She added that, “Communities must have the right to information and the freedom to express themselves, to know their rights and demand action when those rights are denied. Advocating for these rights, along with equipping grassroots communities with the skills and tools necessary to exchange news and information among each other and express themselves to the wider public and policy makers, is a vital contribution WACC makes in the development arena.”
The Istanbul principles grew out of efforts from the early 2000s to address the reality that despite billions poured into development aid, recipient countries still remained poor. As the role and importance of civil society organizations (CSOs) became more recognized as development actors as well as advocates, CSOs were also challenged to be to be accountable just as they demanded accountability from national governments and other donors. The principles, include:

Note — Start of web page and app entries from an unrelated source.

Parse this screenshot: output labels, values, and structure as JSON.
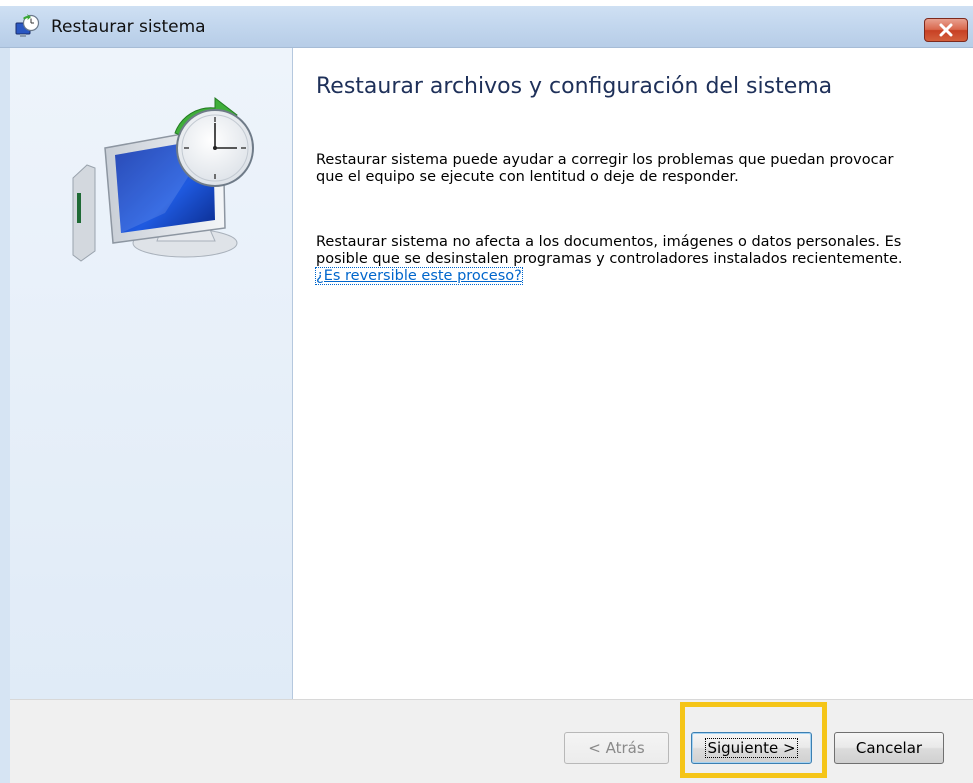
{
  "window": {
    "title": "Restaurar sistema",
    "title_icon": "system-restore-icon",
    "close_icon": "close-icon"
  },
  "sidebar": {
    "image": "system-restore-monitor-clock-icon"
  },
  "main": {
    "heading": "Restaurar archivos y configuración del sistema",
    "paragraph1": "Restaurar sistema puede ayudar a corregir los problemas que puedan provocar que el equipo se ejecute con lentitud o deje de responder.",
    "paragraph2_text": "Restaurar sistema no afecta a los documentos, imágenes o datos personales. Es posible que se desinstalen programas y controladores instalados recientemente. ",
    "paragraph2_link": "¿Es reversible este proceso?"
  },
  "footer": {
    "back_label": "< Atrás",
    "next_label": "Siguiente >",
    "cancel_label": "Cancelar"
  },
  "colors": {
    "highlight": "#f5c518",
    "heading": "#1e3059",
    "link": "#0066cc"
  }
}
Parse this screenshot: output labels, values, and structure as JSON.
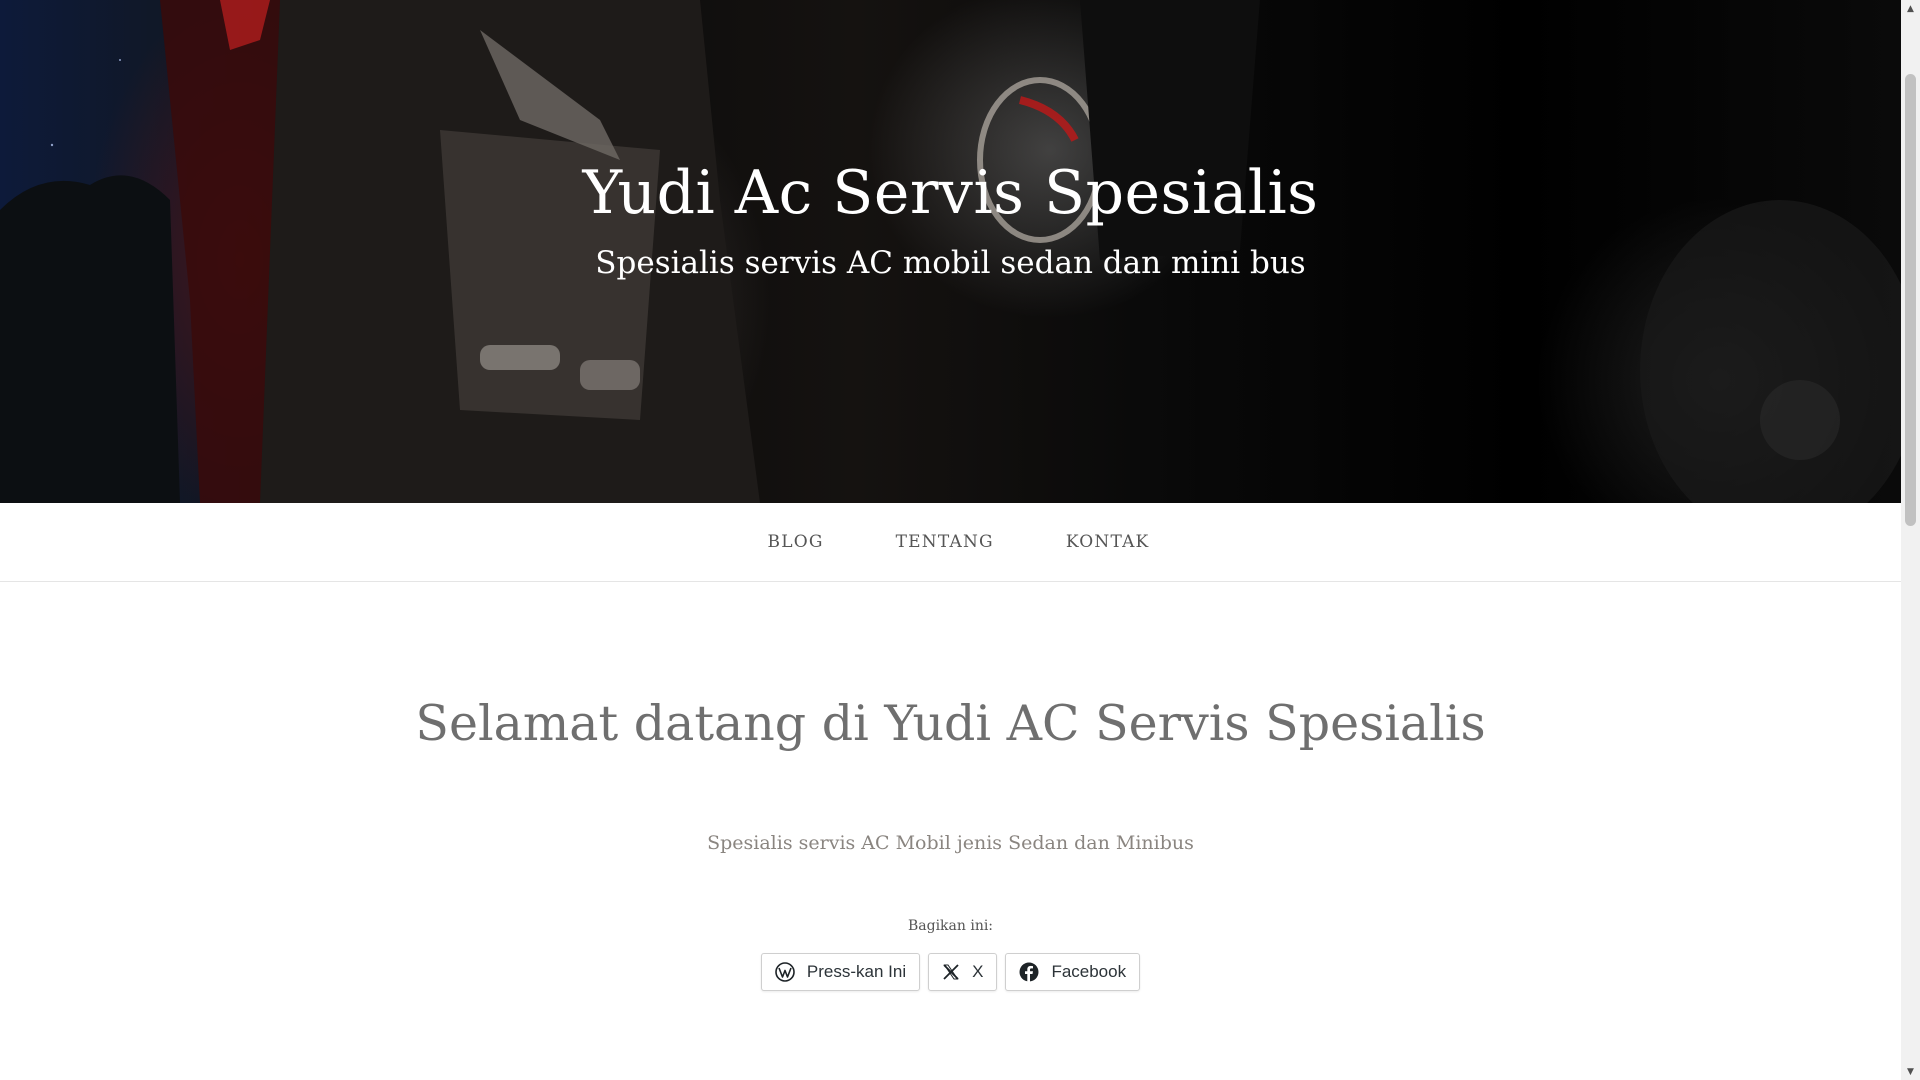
{
  "header": {
    "site_title": "Yudi Ac Servis Spesialis",
    "tagline": "Spesialis servis AC mobil sedan dan mini bus"
  },
  "nav": {
    "items": [
      {
        "label": "BLOG"
      },
      {
        "label": "TENTANG"
      },
      {
        "label": "KONTAK"
      }
    ]
  },
  "content": {
    "title": "Selamat datang di Yudi AC Servis Spesialis",
    "lead": "Spesialis servis AC Mobil jenis Sedan dan Minibus"
  },
  "share": {
    "heading": "Bagikan ini:",
    "buttons": [
      {
        "label": "Press-kan Ini",
        "icon": "wordpress-icon"
      },
      {
        "label": "X",
        "icon": "x-icon"
      },
      {
        "label": "Facebook",
        "icon": "facebook-icon"
      }
    ]
  },
  "scrollbar": {
    "up_arrow": "▲",
    "down_arrow": "▼"
  }
}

- Respect and promote human rights and social justice
- Embody gender equality and equity while promoting women and girls’ rights
- Focus on people’s empowerment, democratic ownership and participation
- Promote environmental sustainability
- Practice transparency and accountability
- Pursue equitable partnerships and solidarity
- Create and share knowledge and commit to mutual learning
- Commit to realizing positive sustainable change
As the workshop was held immediately after the conclusion of the United Nations Conference on Financing for Development, participants also reflected on the changing paradigm of development funding, including the increasing role of the private sector. Civil society representatives continue to face immense challenges as they push for the recognition of community realities in lofty policy setting spaces, and accountability from all actors involved in development efforts.
Participants noted that governments need to be held accountable to paragraph 12 in the Finance for Development outcome document, which commits to “a new social compact” of delivering social protection and essential public services for all.
A further accountability framework will be established in September with the adoption of the Sustainable Development Goals, the replacement for the Millennium Development Goals.
“The Sustainable Development Goals will establish a new framework for government funding for development, so it has been important that faith-based and civil society organizations be involved in the SDG process,” said Daniel Pieper, Global Sustainable Development Policy and Practice Coordinator, ACT Alliance, who organized the Addis workshop.
“Faith-based organizations have a distinctive role in sustainable development,” he continued. “We have the staying power in communities and we have our faith-based mandate to serve and care.” However, he noted that all organizations that want to engage in development must be open to strengthening their approach to make sure communities benefit for the long-term. “These conversations with faith-based organizations together allow for exchanges of best practices and improve coordination. Many may feel that they have been implementing these principles for decades, but for others, some of the principles are new.”
The workshop in Addis is the fourth training held for faith-based organizations on the CSO Partnership for Development Effectiveness. Further workshops in the Middle East and Latin America are planned.